We were called to tell others about Christ.  Paul said that he made himself a servant to all, that he might win the more.  To the Jews he became as a Jew, to those who were weak he became as one weak, etc.  (1 Cor. 9:20-23)  He said, “I have become all things to all men, that I might by all means save some.  Now this I do for the gospel’s sake, that I may be partaker of it with you.”

Paul did what it took to witness; however, this same man also reminds us in the chapter before to be cautious of our liberties in Christ.  He tells us that our decisions could cause a weaker brother could stumble.  He was ever-mindful of the reason he was witnessing in the first place, disciplining himself as to not become disqualified.  (1 Cor. 9:27)

We exist to win people to Jesus Christ and the best way to do that is to make Jesus so attractive that others cannot resist. While doing so; however, we must be careful that we don’t begin to mar our own credibility and risk becoming in bondage ourselves.

This is definitely not a blog about the right or wrong of drinking, but we have something so much better to offer others than a profitless shot of alcohol, and we have to demonstrate that by our actions.  What can be found in Jesus is far beyond any outside lift.  When becoming a servant to all, we must be ever mindful of the One whose servanthood we are first called to emulate.

We must keep in mind that being a witness for Christ means we must give evidence of the hope that is found in Him, and not allow ourselves to forget what we were trying to say in the first place.

Sticking close to the Savior,

jamie

True trust in God

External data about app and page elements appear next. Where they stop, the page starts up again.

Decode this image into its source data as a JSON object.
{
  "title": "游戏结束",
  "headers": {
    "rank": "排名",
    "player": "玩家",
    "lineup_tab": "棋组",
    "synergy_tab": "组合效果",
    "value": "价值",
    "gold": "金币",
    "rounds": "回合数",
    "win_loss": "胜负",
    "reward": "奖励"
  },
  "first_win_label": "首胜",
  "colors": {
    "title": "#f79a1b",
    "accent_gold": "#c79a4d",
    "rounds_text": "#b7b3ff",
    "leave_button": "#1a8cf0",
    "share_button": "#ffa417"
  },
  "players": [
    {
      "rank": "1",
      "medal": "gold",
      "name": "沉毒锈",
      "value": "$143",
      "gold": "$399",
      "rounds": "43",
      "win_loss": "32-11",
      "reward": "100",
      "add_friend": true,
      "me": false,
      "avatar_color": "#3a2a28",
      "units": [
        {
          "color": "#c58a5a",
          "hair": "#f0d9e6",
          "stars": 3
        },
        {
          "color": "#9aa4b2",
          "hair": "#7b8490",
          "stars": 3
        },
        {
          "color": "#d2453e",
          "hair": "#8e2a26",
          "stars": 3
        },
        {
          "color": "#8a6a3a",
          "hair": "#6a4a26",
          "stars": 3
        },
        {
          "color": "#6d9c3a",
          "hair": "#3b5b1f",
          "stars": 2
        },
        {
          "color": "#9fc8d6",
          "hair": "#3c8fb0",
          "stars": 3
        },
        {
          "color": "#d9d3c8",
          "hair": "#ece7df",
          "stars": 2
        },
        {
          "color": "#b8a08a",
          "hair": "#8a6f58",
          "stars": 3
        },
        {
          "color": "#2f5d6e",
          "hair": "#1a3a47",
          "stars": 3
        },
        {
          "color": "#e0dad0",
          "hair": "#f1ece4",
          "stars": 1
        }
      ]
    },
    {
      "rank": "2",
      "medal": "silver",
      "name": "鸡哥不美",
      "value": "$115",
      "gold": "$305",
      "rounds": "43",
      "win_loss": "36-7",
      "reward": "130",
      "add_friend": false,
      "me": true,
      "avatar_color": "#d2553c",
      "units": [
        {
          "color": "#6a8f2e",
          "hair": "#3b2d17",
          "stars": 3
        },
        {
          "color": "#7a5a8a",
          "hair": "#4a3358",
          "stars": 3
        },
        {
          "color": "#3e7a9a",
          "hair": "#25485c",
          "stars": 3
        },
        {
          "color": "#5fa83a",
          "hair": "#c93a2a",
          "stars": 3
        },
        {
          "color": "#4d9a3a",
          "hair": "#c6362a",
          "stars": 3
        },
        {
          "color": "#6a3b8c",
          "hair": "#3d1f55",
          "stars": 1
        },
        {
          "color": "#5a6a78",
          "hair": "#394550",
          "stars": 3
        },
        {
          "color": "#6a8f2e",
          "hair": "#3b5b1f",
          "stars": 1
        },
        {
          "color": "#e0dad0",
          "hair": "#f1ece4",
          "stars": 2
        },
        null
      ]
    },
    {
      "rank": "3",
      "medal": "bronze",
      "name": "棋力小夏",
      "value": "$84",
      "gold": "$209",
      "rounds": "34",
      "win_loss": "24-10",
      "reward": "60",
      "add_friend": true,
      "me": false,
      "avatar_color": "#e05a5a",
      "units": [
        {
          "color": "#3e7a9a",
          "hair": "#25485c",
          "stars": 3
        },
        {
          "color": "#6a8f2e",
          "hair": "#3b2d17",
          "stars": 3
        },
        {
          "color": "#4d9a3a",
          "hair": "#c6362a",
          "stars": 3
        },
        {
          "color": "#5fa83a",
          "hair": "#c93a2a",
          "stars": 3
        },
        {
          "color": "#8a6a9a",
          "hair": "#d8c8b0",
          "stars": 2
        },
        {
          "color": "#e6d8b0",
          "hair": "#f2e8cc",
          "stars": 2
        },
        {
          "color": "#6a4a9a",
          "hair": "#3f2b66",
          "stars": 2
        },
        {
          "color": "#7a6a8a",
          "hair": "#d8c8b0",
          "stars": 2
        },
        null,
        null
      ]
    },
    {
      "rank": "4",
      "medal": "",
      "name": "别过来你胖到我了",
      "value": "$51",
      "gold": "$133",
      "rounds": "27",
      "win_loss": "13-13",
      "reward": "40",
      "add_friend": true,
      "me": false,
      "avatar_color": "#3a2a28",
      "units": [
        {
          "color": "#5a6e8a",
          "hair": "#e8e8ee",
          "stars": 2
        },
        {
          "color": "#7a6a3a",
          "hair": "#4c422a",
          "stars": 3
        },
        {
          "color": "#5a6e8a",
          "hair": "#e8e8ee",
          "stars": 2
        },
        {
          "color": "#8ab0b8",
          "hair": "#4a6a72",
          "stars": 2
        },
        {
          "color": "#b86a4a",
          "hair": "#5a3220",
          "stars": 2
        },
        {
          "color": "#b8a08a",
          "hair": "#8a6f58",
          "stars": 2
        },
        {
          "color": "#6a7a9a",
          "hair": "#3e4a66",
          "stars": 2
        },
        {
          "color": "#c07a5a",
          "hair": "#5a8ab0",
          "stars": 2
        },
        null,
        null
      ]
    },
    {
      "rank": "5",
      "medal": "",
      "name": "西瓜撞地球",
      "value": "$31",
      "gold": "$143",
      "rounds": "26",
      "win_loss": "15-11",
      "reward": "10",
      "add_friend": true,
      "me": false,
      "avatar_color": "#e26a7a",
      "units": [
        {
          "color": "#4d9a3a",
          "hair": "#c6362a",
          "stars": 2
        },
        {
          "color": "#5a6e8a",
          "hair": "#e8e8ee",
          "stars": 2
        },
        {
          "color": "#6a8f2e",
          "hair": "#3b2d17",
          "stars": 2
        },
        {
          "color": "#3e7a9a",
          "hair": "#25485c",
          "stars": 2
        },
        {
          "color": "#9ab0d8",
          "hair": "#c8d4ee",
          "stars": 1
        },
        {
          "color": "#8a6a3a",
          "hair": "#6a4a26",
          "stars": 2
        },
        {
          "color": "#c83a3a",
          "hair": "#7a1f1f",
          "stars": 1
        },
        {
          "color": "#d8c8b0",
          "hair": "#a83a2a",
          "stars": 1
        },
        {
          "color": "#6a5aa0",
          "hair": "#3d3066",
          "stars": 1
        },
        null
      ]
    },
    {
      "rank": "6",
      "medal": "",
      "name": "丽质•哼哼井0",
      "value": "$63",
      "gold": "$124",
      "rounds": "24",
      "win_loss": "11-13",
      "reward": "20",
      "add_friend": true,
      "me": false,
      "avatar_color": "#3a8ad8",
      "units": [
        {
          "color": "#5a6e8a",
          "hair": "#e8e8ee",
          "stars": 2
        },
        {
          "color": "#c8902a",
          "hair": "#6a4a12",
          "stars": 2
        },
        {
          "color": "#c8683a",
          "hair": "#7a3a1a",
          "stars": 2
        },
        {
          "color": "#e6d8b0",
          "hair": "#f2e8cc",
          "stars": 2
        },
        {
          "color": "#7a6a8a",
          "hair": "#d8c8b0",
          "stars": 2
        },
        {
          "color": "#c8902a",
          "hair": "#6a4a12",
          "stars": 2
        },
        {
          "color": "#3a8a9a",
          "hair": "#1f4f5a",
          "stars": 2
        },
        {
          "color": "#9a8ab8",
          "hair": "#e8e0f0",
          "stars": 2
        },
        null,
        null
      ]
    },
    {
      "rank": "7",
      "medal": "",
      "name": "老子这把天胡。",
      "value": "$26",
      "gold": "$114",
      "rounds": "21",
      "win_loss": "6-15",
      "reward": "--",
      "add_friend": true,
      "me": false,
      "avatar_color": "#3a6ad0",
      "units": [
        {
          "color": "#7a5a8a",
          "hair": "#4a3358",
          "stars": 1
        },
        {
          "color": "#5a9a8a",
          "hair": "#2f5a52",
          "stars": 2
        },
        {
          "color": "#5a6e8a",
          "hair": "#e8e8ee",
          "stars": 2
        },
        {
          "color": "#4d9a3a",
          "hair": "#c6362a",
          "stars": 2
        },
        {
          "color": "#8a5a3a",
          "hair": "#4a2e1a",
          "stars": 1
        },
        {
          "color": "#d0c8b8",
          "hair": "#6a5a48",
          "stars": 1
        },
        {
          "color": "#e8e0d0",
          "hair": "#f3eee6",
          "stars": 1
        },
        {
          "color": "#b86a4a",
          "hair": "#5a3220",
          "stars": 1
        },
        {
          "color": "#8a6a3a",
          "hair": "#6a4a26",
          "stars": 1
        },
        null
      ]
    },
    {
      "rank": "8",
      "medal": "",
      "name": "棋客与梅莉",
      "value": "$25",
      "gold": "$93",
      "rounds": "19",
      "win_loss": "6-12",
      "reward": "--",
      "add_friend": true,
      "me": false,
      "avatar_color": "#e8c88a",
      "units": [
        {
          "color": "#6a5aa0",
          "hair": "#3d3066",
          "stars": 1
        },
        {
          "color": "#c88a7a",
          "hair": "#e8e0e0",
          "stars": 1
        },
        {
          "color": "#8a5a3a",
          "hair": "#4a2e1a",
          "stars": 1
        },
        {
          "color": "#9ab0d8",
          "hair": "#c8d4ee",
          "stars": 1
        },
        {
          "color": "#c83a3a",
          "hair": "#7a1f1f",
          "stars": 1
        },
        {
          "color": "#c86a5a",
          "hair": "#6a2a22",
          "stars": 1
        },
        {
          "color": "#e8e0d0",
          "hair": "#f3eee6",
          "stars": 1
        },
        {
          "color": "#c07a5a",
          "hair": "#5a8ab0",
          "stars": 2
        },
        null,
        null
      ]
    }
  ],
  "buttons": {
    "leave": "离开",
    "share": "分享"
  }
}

I know it’s Christmas, which is the celebration of Jesus’ birth, but the next chapter in my regular reading this morning was about Jesus’ crucifixion.  He was brought before Pilate, accused, betrayed, scourged, ridiculed, struck, spat upon, mockingly worshiped, forced to carry His cross, pierced, blasphemed, and killed.  Only as He died did one of the centurions proclaim, “Truly this Man was the Son of God!”

During our Christmas performance at church last night, Mary, the mother of Jesus sang a song that said, “Only God knows what my eyes cannot see.  When I don’t understand, I still believe there’s a plan…that only God knows.”  Mary had trusted the Lord even when it made no sense to her.  Joseph had done the same.

As I read about Jesus’ death this morning, I couldn’t help but note the striking difference in feelings that emerge from the story of His birth and the story of His death.  How proud I felt last night of Mary and Joseph for truly trusting God, in His sovereignty, and being vessels to carry out His plans.  We find Joseph trusting in and obeying God more than once as we read the scriptures.  We find Mary, not only being willing, but also magnifying and rejoicing in the Lord.

The story of Jesus’ death includes His mother, as well.  Yet, as I read about her looking on as her Son had been humiliated, abused, and was now suffering and dying on a cross, I felt such sadness for her.  How much harder must it have been to continue to trust in God’s plan during that pain.

And yet, we find her afterwards, in Acts 1:14, gathered with the other believers, continuing in one accord in prayer and supplication.  She continued to submit herself to the Lord and His will even though she had witnessed His will including the horrific death of her Son.  She understood what Jesus’ death meant.  She understood that there is so much more to this life that what our eyes can see.

Oh, how I pray that we will be able to trust in the Lord as Mary did.  As the end approaches, and things increasingly point us away from the Lord, we must still trust in Him and His will.  He still has a plan, and if we’re willing, that plans still includes us.  There is so much more for those who believe in Him.  There is so much more than what our eyes can see or what we can even understand.

The birth of Mary’s Son brought the gospel, healing, and deliverance to those who heard and were touched by Him.  The death of Mary’s Son brought salvation upon the whole world.  Whatever God does through our willingness is also a part of His plan.  We can trust in the One who continues to be faithful.

Counting on Him,

jamie